On Atiu Island, Cook Islands, an opening ceremony was held on September 21st for the brand new geriatric house for community members. This housing was built with Seacology funds in support of the community's decision to establish a 297-acre wildlife sanctuary and five mile restricted fishing zone on Takutea Island for twenty years. Two hundred members of the community attended the event as well as a member of Parliament, the Atiu Mayor and the Atiu Secretary. Field representative Allan Tuara spoke on behalf of Seacology and had the honor of turning the key to declare the building open.
In the Mongoro Region of Madagascar, Seacology is funding the repair of ten primary schools in exchange for the communities' decision to protect ten Madagascar Flying Fox roosts totaling 321 acres. As of early October eight of the ten schools are nearing repair completion and two more are scheduled to be completed by the end of November. An education component of the project involving a flying fox conservation art competition is scheduled to begin in early 2008 with a winning piece being presented by members of the Seacology 2008 expedition.
Finally, in the villages of Veivatuloa, Labau and Wailoaloa, Viti Levu Island, Fiji, field representative Saula Vodonaivalu Jr. reports that in September Seacology's project to connect the three villages to the island power grid in support of their establishment of a 1,500-acre forest preserve for twenty years and a 4,942-acre marine reserve for ten years has been completed. This was a long time coming as the Fiji Electrical Authority had delayed final connection to the villages for several years.
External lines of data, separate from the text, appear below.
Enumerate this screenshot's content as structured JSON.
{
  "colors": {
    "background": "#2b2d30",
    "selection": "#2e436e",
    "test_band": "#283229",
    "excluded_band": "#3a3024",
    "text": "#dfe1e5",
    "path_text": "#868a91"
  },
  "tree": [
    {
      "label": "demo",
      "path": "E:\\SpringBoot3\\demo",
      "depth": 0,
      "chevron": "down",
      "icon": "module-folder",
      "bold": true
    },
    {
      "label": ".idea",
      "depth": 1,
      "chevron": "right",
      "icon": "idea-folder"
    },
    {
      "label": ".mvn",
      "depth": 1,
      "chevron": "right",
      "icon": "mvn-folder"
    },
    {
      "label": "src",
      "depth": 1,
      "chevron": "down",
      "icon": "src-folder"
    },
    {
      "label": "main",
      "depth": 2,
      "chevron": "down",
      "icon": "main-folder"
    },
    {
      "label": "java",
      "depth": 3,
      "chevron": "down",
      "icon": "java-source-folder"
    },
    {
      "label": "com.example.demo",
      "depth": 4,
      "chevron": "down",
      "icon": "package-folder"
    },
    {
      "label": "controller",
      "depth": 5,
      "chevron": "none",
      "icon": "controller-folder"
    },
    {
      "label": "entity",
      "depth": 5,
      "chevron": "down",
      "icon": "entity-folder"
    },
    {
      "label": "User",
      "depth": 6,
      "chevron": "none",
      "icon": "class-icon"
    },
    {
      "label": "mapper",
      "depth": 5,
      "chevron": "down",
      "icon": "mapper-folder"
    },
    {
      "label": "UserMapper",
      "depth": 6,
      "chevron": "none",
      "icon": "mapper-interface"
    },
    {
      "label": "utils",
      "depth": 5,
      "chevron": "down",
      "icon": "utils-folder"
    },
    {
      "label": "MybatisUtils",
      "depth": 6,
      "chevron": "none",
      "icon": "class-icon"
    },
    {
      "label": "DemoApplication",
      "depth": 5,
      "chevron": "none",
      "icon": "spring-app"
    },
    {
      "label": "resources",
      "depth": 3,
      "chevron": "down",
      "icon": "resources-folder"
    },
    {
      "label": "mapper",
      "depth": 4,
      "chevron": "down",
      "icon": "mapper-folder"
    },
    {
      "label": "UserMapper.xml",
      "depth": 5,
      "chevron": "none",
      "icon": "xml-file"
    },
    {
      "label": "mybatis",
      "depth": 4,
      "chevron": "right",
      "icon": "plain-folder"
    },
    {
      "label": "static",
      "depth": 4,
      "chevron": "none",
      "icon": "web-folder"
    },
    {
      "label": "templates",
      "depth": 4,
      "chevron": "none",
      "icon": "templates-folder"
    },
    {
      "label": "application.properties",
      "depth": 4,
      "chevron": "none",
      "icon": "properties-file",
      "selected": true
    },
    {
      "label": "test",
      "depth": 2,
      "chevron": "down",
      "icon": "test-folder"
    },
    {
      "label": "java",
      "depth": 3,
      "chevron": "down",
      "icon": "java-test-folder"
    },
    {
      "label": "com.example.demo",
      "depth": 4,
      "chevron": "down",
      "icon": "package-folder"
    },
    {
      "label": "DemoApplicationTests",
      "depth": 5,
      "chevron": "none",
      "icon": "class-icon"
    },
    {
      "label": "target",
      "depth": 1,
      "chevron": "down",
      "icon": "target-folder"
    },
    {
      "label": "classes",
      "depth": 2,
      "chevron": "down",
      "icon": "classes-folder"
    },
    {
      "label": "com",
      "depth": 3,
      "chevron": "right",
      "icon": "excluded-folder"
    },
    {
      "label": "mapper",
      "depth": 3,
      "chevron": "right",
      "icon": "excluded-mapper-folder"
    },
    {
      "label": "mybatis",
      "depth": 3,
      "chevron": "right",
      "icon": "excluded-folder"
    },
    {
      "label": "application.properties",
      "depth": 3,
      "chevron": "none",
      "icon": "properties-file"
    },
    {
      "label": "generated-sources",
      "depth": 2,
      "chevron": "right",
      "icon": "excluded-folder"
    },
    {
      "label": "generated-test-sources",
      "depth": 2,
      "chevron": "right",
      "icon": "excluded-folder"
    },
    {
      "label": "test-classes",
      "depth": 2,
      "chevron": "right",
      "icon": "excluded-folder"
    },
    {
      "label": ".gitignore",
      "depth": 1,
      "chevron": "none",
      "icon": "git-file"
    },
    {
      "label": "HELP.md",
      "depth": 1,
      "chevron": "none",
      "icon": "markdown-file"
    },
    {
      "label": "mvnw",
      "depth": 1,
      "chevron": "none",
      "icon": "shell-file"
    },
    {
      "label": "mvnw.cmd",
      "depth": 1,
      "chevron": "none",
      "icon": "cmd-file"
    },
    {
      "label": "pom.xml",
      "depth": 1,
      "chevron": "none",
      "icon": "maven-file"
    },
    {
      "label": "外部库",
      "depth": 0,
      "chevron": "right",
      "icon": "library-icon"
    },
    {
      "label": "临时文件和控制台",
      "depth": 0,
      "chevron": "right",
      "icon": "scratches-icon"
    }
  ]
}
Electricity is now being supplied to village houses and Saula Vodonaivalu Jr. reports that villagers are very happy with the new system.